Cast iron décor in 19th-20th century spa towns

Why dedicate a monograph to the principal European spas? Not, obviously, to analyse the features of the waters and draw conclusions as to the pathologies for which they were recommended. The presence of a source of water with therapeutic properties led to the birth of a town, intended not least to host all those who came to obtain benefit from its thermal cures. What made these towns “special”, above all, was their urban development around the turn of the 20th century.

The guiding principles behind these transformations can be summed up in two key words: wellbeing and beauty. To facilitate access to the waters, and even more to create a context where people would be fully at their ease, the use of large structures and décor in cast iron was fundamental. Such structures are more often present in thermal centres than in any other type of town. Unique artefacts, some still extant, others not, reproduced in period postcards and conserved in the Archive of the Neri Foundation, are displayed in this magazine.

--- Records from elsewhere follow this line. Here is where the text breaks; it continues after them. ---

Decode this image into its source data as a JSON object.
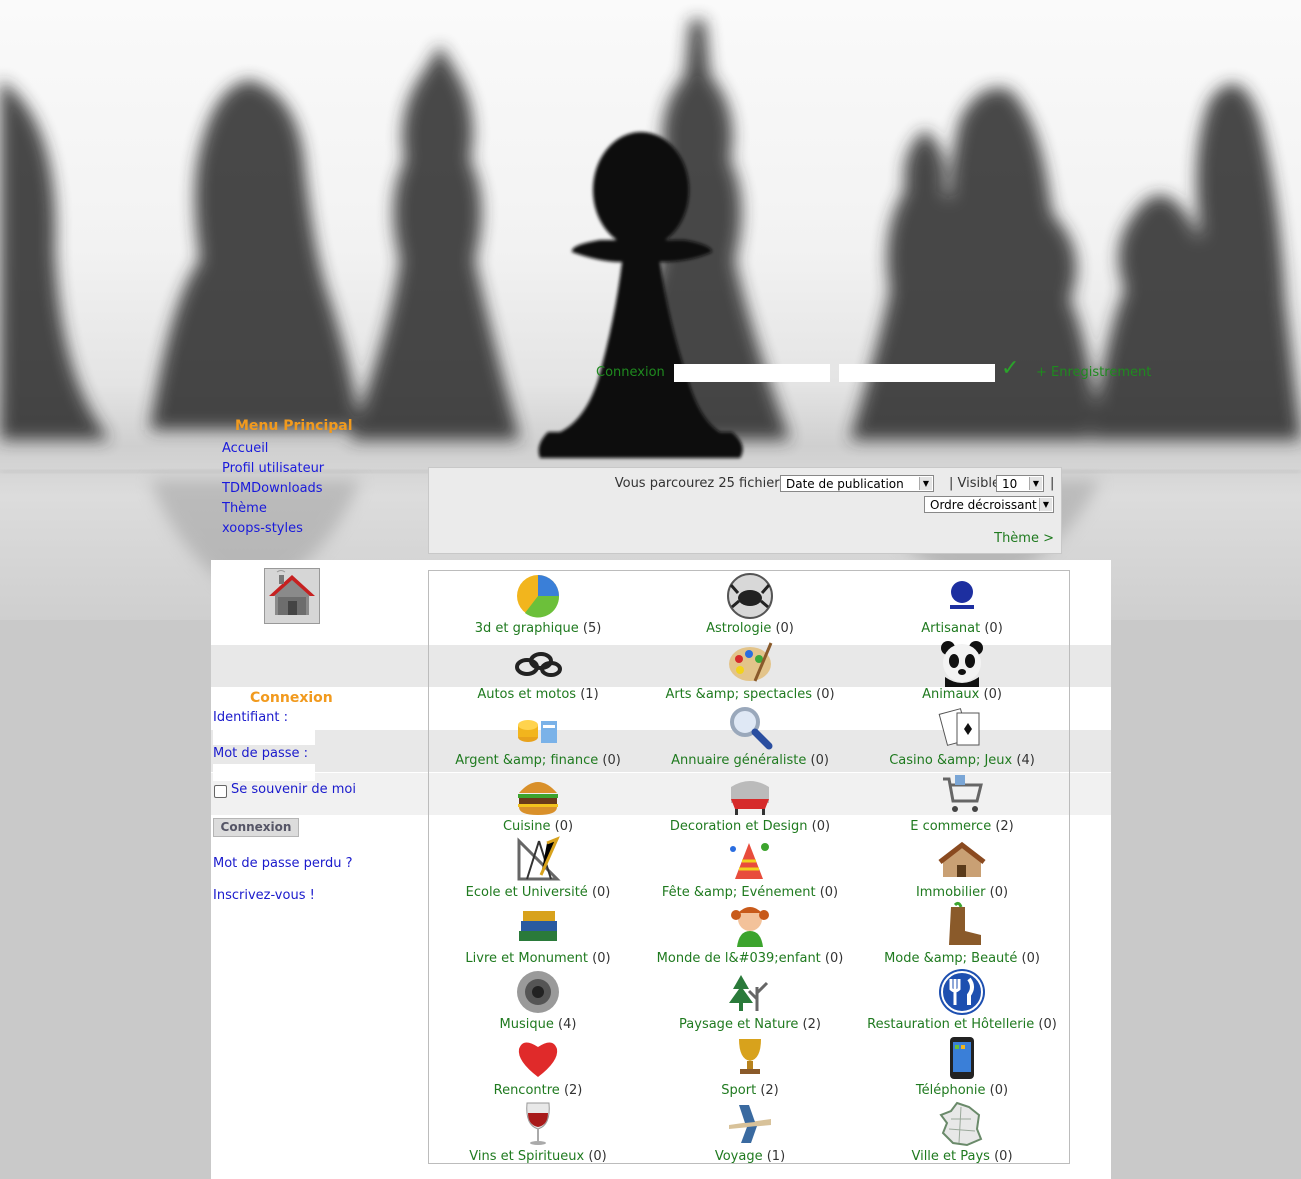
{
  "top_login": {
    "label": "Connexion",
    "register": "+ Enregistrement"
  },
  "main_menu": {
    "title": "Menu Principal",
    "items": [
      "Accueil",
      "Profil utilisateur",
      "TDMDownloads",
      "Thème",
      "xoops-styles"
    ]
  },
  "sort_bar": {
    "browse_text": "Vous parcourez 25 fichiers | Trier par",
    "sort_value": "Date de publication",
    "separator": "|",
    "visible_label": "| Visible",
    "visible_value": "10",
    "order_value": "Ordre décroissant",
    "theme_link": "Thème >"
  },
  "login_block": {
    "title": "Connexion",
    "username_label": "Identifiant :",
    "password_label": "Mot de passe :",
    "remember_label": "Se souvenir de moi",
    "submit_label": "Connexion",
    "lost_password": "Mot de passe perdu ?",
    "register": "Inscrivez-vous !"
  },
  "categories": [
    {
      "name": "3d et graphique",
      "count": "(5)",
      "icon": "pie-chart-icon"
    },
    {
      "name": "Astrologie",
      "count": "(0)",
      "icon": "crab-zodiac-icon"
    },
    {
      "name": "Artisanat",
      "count": "(0)",
      "icon": "artisan-logo-icon"
    },
    {
      "name": "Autos et motos",
      "count": "(1)",
      "icon": "chain-icon"
    },
    {
      "name": "Arts &amp; spectacles",
      "count": "(0)",
      "icon": "palette-icon"
    },
    {
      "name": "Animaux",
      "count": "(0)",
      "icon": "panda-icon"
    },
    {
      "name": "Argent &amp; finance",
      "count": "(0)",
      "icon": "coins-icon"
    },
    {
      "name": "Annuaire généraliste",
      "count": "(0)",
      "icon": "magnifier-icon"
    },
    {
      "name": "Casino &amp; Jeux",
      "count": "(4)",
      "icon": "playing-cards-icon"
    },
    {
      "name": "Cuisine",
      "count": "(0)",
      "icon": "burger-icon"
    },
    {
      "name": "Decoration et Design",
      "count": "(0)",
      "icon": "design-chair-icon"
    },
    {
      "name": "E commerce",
      "count": "(2)",
      "icon": "shopping-cart-icon"
    },
    {
      "name": "Ecole et Université",
      "count": "(0)",
      "icon": "drafting-tools-icon"
    },
    {
      "name": "Fête &amp; Evénement",
      "count": "(0)",
      "icon": "party-icon"
    },
    {
      "name": "Immobilier",
      "count": "(0)",
      "icon": "house-icon"
    },
    {
      "name": "Livre et Monument",
      "count": "(0)",
      "icon": "books-icon"
    },
    {
      "name": "Monde de l&#039;enfant",
      "count": "(0)",
      "icon": "child-icon"
    },
    {
      "name": "Mode &amp; Beauté",
      "count": "(0)",
      "icon": "boot-icon"
    },
    {
      "name": "Musique",
      "count": "(4)",
      "icon": "speaker-icon"
    },
    {
      "name": "Paysage et Nature",
      "count": "(2)",
      "icon": "trees-icon"
    },
    {
      "name": "Restauration et Hôtellerie",
      "count": "(0)",
      "icon": "fork-knife-icon"
    },
    {
      "name": "Rencontre",
      "count": "(2)",
      "icon": "heart-icon"
    },
    {
      "name": "Sport",
      "count": "(2)",
      "icon": "trophy-icon"
    },
    {
      "name": "Téléphonie",
      "count": "(0)",
      "icon": "smartphone-icon"
    },
    {
      "name": "Vins et Spiritueux",
      "count": "(0)",
      "icon": "wine-glass-icon"
    },
    {
      "name": "Voyage",
      "count": "(1)",
      "icon": "airplane-icon"
    },
    {
      "name": "Ville et Pays",
      "count": "(0)",
      "icon": "france-map-icon"
    }
  ],
  "colors": {
    "link_green": "#1f7a1f",
    "menu_orange": "#f19a1e",
    "link_blue": "#1a1adb"
  }
}
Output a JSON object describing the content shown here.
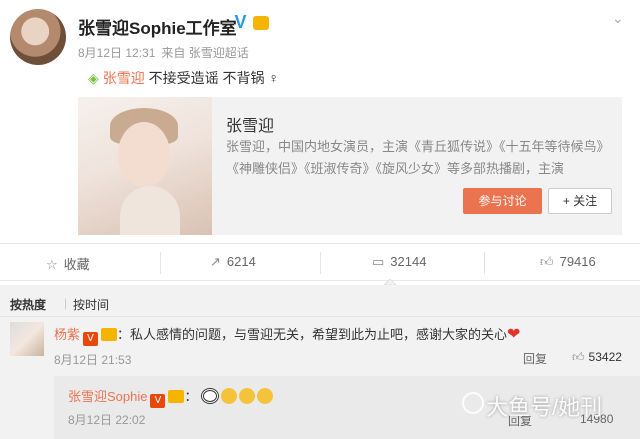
{
  "author": {
    "name": "张雪迎Sophie工作室",
    "verified_icon": "verified-v-icon",
    "badge_icon": "crown-icon"
  },
  "meta": {
    "time": "8月12日 12:31",
    "source": "来自 张雪迎超话"
  },
  "post": {
    "topic_icon": "diamond-icon",
    "topic": "张雪迎",
    "text": "不接受造谣 不背锅",
    "gender_icon": "female-icon"
  },
  "card": {
    "title": "张雪迎",
    "description": "张雪迎，中国内地女演员，主演《青丘狐传说》《十五年等待候鸟》《神雕侠侣》《班淑传奇》《旋风少女》等多部热播剧，主演",
    "join_label": "参与讨论",
    "follow_label": "+ 关注"
  },
  "actions": {
    "favorite": {
      "label": "收藏",
      "icon": "star-icon"
    },
    "repost": {
      "count": "6214",
      "icon": "repost-icon"
    },
    "comment": {
      "count": "32144",
      "icon": "comment-icon"
    },
    "like": {
      "count": "79416",
      "icon": "thumb-up-icon"
    }
  },
  "sort": {
    "hot": "按热度",
    "separator": "|",
    "time": "按时间"
  },
  "comments": [
    {
      "name": "杨紫",
      "text": "：私人感情的问题，与雪迎无关，希望到此为止吧，感谢大家的关心",
      "time": "8月12日 21:53",
      "reply_label": "回复",
      "likes": "53422"
    },
    {
      "name": "张雪迎Sophie",
      "text": "：",
      "time": "8月12日 22:02",
      "reply_label": "回复",
      "likes": "14980"
    }
  ],
  "watermark": "大鱼号/她刊",
  "colors": {
    "accent": "#eb7350",
    "verified": "#2a9be0",
    "like_heart": "#e0352b"
  }
}
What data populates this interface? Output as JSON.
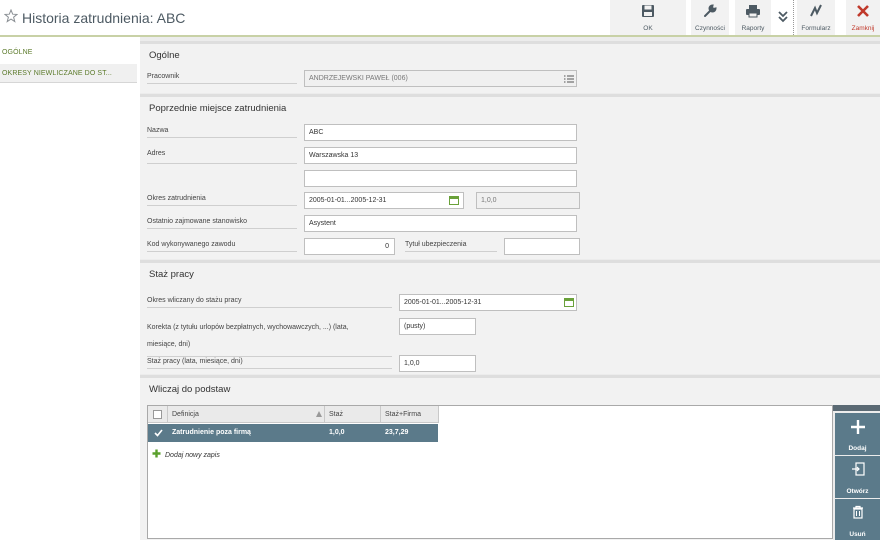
{
  "header": {
    "title": "Historia zatrudnienia: ABC",
    "toolbar": {
      "ok": "OK",
      "actions": "Czynności",
      "reports": "Raporty",
      "form": "Formularz",
      "close": "Zamknij"
    }
  },
  "sidebar": {
    "items": [
      {
        "label": "OGÓLNE"
      },
      {
        "label": "OKRESY NIEWLICZANE DO ST..."
      }
    ]
  },
  "general": {
    "title": "Ogólne",
    "employee_label": "Pracownik",
    "employee_value": "ANDRZEJEWSKI PAWEŁ (006)"
  },
  "previous": {
    "title": "Poprzednie miejsce zatrudnienia",
    "name_label": "Nazwa",
    "name_value": "ABC",
    "address_label": "Adres",
    "address_line1": "Warszawska 13",
    "address_line2": "",
    "period_label": "Okres zatrudnienia",
    "period_value": "2005-01-01...2005-12-31",
    "period_length": "1,0,0",
    "position_label": "Ostatnio zajmowane stanowisko",
    "position_value": "Asystent",
    "profession_label": "Kod wykonywanego zawodu",
    "profession_value": "0",
    "insurance_label": "Tytuł ubezpieczenia",
    "insurance_value": ""
  },
  "seniority": {
    "title": "Staż pracy",
    "period_label": "Okres wliczany do stażu pracy",
    "period_value": "2005-01-01...2005-12-31",
    "correction_label_1": "Korekta (z tytułu urlopów bezpłatnych, wychowawczych, ...) (lata,",
    "correction_label_2": "miesiące, dni)",
    "correction_value": "(pusty)",
    "total_label": "Staż pracy (lata, miesiące, dni)",
    "total_value": "1,0,0"
  },
  "include": {
    "title": "Wliczaj do podstaw",
    "columns": [
      "Definicja",
      "Staż",
      "Staż+Firma"
    ],
    "rows": [
      {
        "definition": "Zatrudnienie poza firmą",
        "seniority": "1,0,0",
        "seniority_company": "23,7,29"
      }
    ],
    "add_new": "Dodaj nowy zapis",
    "actions": {
      "add": "Dodaj",
      "open": "Otwórz",
      "delete": "Usuń"
    }
  },
  "colors": {
    "accent_green": "#5b7a2a",
    "selection": "#5b7a8a",
    "close_red": "#c0392b"
  },
  "icons": [
    "star-icon",
    "save-icon",
    "wrench-icon",
    "printer-icon",
    "chevron-down-icon",
    "form-icon",
    "close-icon",
    "list-icon",
    "calendar-icon",
    "check-icon",
    "plus-icon",
    "open-icon",
    "trash-icon"
  ]
}
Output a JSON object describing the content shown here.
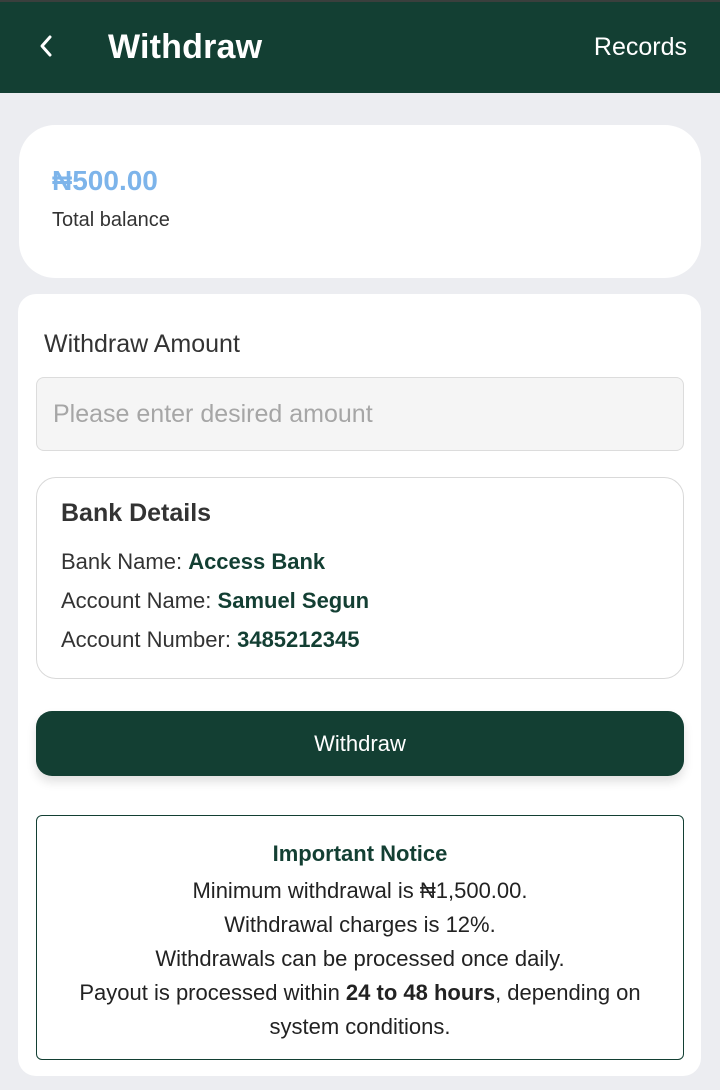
{
  "header": {
    "title": "Withdraw",
    "records_label": "Records",
    "back_icon": "chevron-left-icon",
    "background": "#133f33"
  },
  "balance": {
    "amount": "₦500.00",
    "label": "Total balance",
    "amount_color": "#7db4ea"
  },
  "form": {
    "amount_label": "Withdraw Amount",
    "amount_placeholder": "Please enter desired amount",
    "amount_value": ""
  },
  "bank_details": {
    "title": "Bank Details",
    "bank_name_label": "Bank Name:",
    "bank_name": "Access Bank",
    "account_name_label": "Account Name:",
    "account_name": "Samuel Segun",
    "account_number_label": "Account Number:",
    "account_number": "3485212345"
  },
  "withdraw_button": {
    "label": "Withdraw"
  },
  "notice": {
    "title": "Important Notice",
    "line1": "Minimum withdrawal is ₦1,500.00.",
    "line2": "Withdrawal charges is 12%.",
    "line3": "Withdrawals can be processed once daily.",
    "line4_pre": "Payout is processed within ",
    "line4_bold": "24 to 48 hours",
    "line4_post": ", depending on system conditions."
  },
  "colors": {
    "primary": "#133f33",
    "page_background": "#ecedf1"
  }
}
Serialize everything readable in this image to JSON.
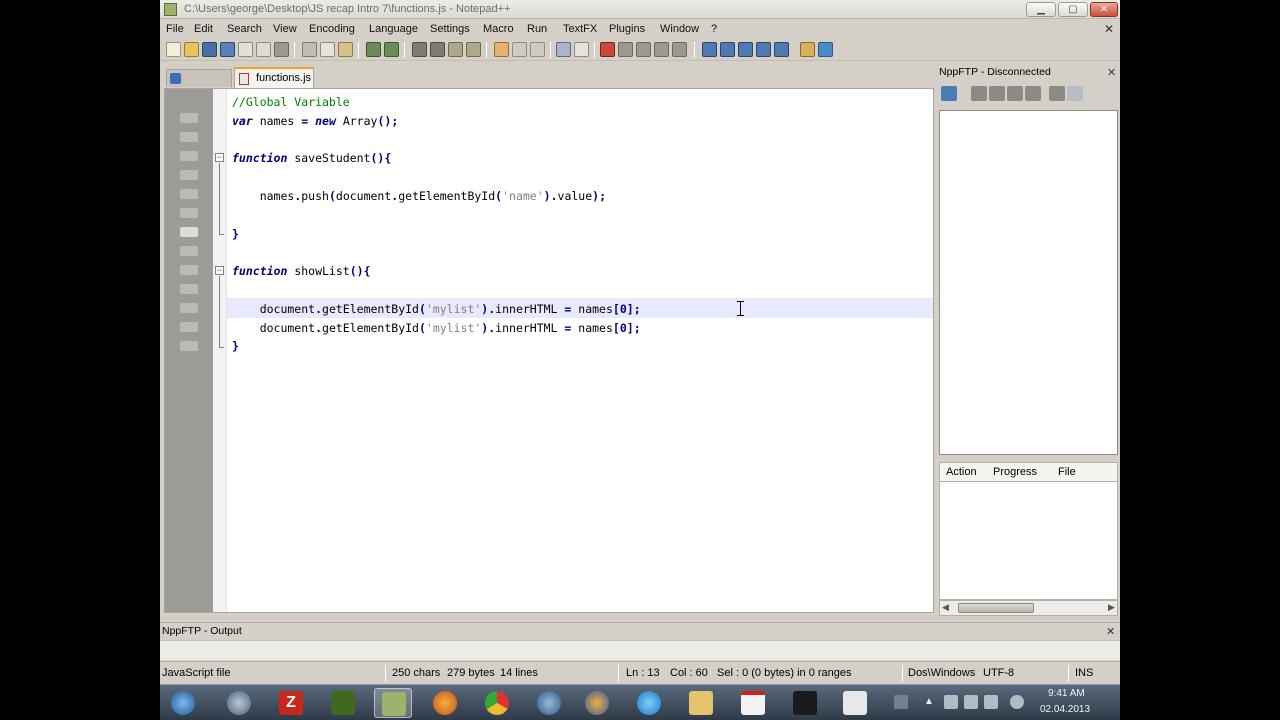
{
  "window": {
    "title": "C:\\Users\\george\\Desktop\\JS recap Intro 7\\functions.js - Notepad++"
  },
  "menu": [
    "File",
    "Edit",
    "Search",
    "View",
    "Encoding",
    "Language",
    "Settings",
    "Macro",
    "Run",
    "TextFX",
    "Plugins",
    "Window",
    "?"
  ],
  "tabs": [
    {
      "label": "",
      "active": false
    },
    {
      "label": "functions.js",
      "active": true
    }
  ],
  "editor": {
    "language": "JavaScript",
    "lines": [
      {
        "indent": "",
        "text": "//Global Variable"
      },
      {
        "indent": "",
        "text": "var names = new Array();"
      },
      {
        "indent": "",
        "text": ""
      },
      {
        "indent": "",
        "text": "function saveStudent(){"
      },
      {
        "indent": "",
        "text": ""
      },
      {
        "indent": "    ",
        "text": "names.push(document.getElementById('name').value);"
      },
      {
        "indent": "",
        "text": ""
      },
      {
        "indent": "",
        "text": "}"
      },
      {
        "indent": "",
        "text": ""
      },
      {
        "indent": "",
        "text": "function showList(){"
      },
      {
        "indent": "",
        "text": ""
      },
      {
        "indent": "    ",
        "text": "document.getElementById('mylist').innerHTML = names[0];"
      },
      {
        "indent": "    ",
        "text": "document.getElementById('mylist').innerHTML = names[0];"
      },
      {
        "indent": "",
        "text": "}"
      }
    ],
    "current_line": 12,
    "colors": {
      "comment": "#008000",
      "keyword": "#00007f",
      "string": "#808080",
      "current_line_bg": "#e8e8ff",
      "gutter": "#9c9b98"
    }
  },
  "ftp": {
    "title": "NppFTP - Disconnected",
    "queue_columns": [
      "Action",
      "Progress",
      "File"
    ]
  },
  "output": {
    "title": "NppFTP - Output"
  },
  "status": {
    "file_type": "JavaScript file",
    "chars": "250 chars",
    "bytes": "279 bytes",
    "lines": "14 lines",
    "ln": "Ln : 13",
    "col": "Col : 60",
    "sel": "Sel : 0 (0 bytes) in 0 ranges",
    "eol": "Dos\\Windows",
    "encoding": "UTF-8",
    "mode": "INS"
  },
  "taskbar": {
    "time": "9:41 AM",
    "date": "02.04.2013",
    "apps": [
      "start-orb",
      "network",
      "filezilla",
      "terminal",
      "notepad-plus-plus",
      "firefox",
      "chrome",
      "thunderbird",
      "firefox-alt",
      "internet-explorer",
      "file-explorer",
      "acrobat",
      "vlc",
      "window-manager"
    ]
  }
}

Images that bear witness to the way in which these centres for thermal cures were also able to provide relaxation and entertainment, encouraging social aggregation and thereby delineating what was to become the concept of the holiday.



The architecture of spa towns

France and Middle Europe: the added value of cast iron

Past and present: Italian watering places

Climatic resorts: the case of Opatija

The preservation of cast iron artifacts in thermal towns